Urban Planning Commission was also created during that same year. It
had the purpose of preparing general plans, zoning ordinances and
subdivision regulations for war devastated areas. A Real Property Board
was also created to attend to real estate problems resulting in the plan
implementation of NUPC in Manila in 1947.

6. What were the developments affecting Philippine Post war Settlements?
In 1950, Pres. Quirino created the National Planning Commission (NPC)
absorbing the NUPC, CCPC & RPB. The new agency was intended for
more integrated planning for both urban and regional areas at a greater
efficiency and economy.

NPC prepared a master plan for Manila which was submitted to Pres.
Magsaysay in 1954. The plan had the following objectives:

a) Make Manila a convenient and ideal place to live, work, play and
b) Remedy the critical traffic congestion and, at the same time,
provide for anticipated traffic needs
c) Prevent overcrowding of population
d) Use land to the best advantage and bring order and reason to the
undesirable mixture of homes, stores and factories
e) Distribute equitable the much-needed elementary schools and
f) Protect and promote healthy property values
g) Utilize existing improvements, as much as possible

III. Notable Contributions of various Nationalities to the Planning Practice

1. French Contribution
- Remarkable inventiveness in developing new organizations and
techniques of planning
- At the national/regional scale, a planning apparatus which is
unparalleled in its comprehensiveness, and sophistication in the
developed world
- Evolution of regional planning

2. German Experience
- Decentralized planning as Germany was Federal Republic
- Considerable degree of financial autonomy of local governments
- Freedom in the implementation of policies, zoning

3. Scandinavia
- Sweden and Denmark are characterized by a remarkable degree of
concentration of its population within a few major urban regions
- State began to buy land all around the city to guarantee planned
- City region concept
- Finger plan in Copenhagen: the introduction of transport corridors
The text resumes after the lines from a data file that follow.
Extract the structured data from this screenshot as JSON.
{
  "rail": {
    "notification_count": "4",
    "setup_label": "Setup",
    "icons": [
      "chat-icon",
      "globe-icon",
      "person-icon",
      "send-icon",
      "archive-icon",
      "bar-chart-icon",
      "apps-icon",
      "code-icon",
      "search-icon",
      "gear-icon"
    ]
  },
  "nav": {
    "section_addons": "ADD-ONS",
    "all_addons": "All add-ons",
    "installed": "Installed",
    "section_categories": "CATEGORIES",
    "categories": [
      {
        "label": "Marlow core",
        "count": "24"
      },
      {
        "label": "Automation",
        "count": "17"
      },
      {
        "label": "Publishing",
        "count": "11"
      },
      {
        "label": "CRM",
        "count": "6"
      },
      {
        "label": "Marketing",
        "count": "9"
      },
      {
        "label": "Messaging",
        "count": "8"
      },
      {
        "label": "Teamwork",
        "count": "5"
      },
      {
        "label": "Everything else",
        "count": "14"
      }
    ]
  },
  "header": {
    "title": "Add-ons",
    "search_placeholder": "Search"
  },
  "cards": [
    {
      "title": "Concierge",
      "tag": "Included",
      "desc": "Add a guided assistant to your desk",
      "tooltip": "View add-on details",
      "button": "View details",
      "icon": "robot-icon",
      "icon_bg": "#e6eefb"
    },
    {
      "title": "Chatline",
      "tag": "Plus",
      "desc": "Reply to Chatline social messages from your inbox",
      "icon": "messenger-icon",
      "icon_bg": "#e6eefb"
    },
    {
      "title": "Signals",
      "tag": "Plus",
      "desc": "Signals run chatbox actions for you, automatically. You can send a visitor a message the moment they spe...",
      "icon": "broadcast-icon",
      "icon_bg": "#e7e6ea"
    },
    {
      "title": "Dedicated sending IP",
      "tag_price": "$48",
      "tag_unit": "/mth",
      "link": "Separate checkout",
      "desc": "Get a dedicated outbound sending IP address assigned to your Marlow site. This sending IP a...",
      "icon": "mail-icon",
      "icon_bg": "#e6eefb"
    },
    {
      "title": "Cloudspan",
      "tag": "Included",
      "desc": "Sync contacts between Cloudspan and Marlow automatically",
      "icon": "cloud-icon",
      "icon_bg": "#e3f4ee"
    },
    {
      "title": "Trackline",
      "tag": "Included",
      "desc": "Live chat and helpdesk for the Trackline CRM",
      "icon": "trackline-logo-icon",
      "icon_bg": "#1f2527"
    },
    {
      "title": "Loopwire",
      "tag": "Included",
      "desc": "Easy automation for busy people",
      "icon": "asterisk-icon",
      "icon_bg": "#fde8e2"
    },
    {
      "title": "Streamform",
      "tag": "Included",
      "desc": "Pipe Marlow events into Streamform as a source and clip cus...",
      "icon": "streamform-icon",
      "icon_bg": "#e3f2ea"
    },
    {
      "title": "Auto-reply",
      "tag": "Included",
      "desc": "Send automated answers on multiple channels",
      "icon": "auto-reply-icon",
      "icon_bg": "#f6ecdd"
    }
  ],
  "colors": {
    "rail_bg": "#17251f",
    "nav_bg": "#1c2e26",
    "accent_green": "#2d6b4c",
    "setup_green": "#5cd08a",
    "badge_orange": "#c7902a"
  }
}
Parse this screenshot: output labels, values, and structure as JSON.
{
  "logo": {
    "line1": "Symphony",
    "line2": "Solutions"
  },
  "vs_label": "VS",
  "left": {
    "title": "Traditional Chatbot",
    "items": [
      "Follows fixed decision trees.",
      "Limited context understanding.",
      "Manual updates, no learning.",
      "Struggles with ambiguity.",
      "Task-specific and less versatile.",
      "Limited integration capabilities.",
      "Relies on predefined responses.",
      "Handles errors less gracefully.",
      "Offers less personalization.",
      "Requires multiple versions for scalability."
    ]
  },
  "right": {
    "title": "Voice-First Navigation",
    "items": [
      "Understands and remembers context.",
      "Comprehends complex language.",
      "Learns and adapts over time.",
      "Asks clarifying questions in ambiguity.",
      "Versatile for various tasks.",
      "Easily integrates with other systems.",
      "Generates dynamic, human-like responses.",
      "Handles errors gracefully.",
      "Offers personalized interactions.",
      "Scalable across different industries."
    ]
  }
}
4. Netherlands
- Ranstad (Ring City) Polycentric metropolis
- Cities within the complex perform broadly different functions

Prepared by: Prof. Roque A. Magno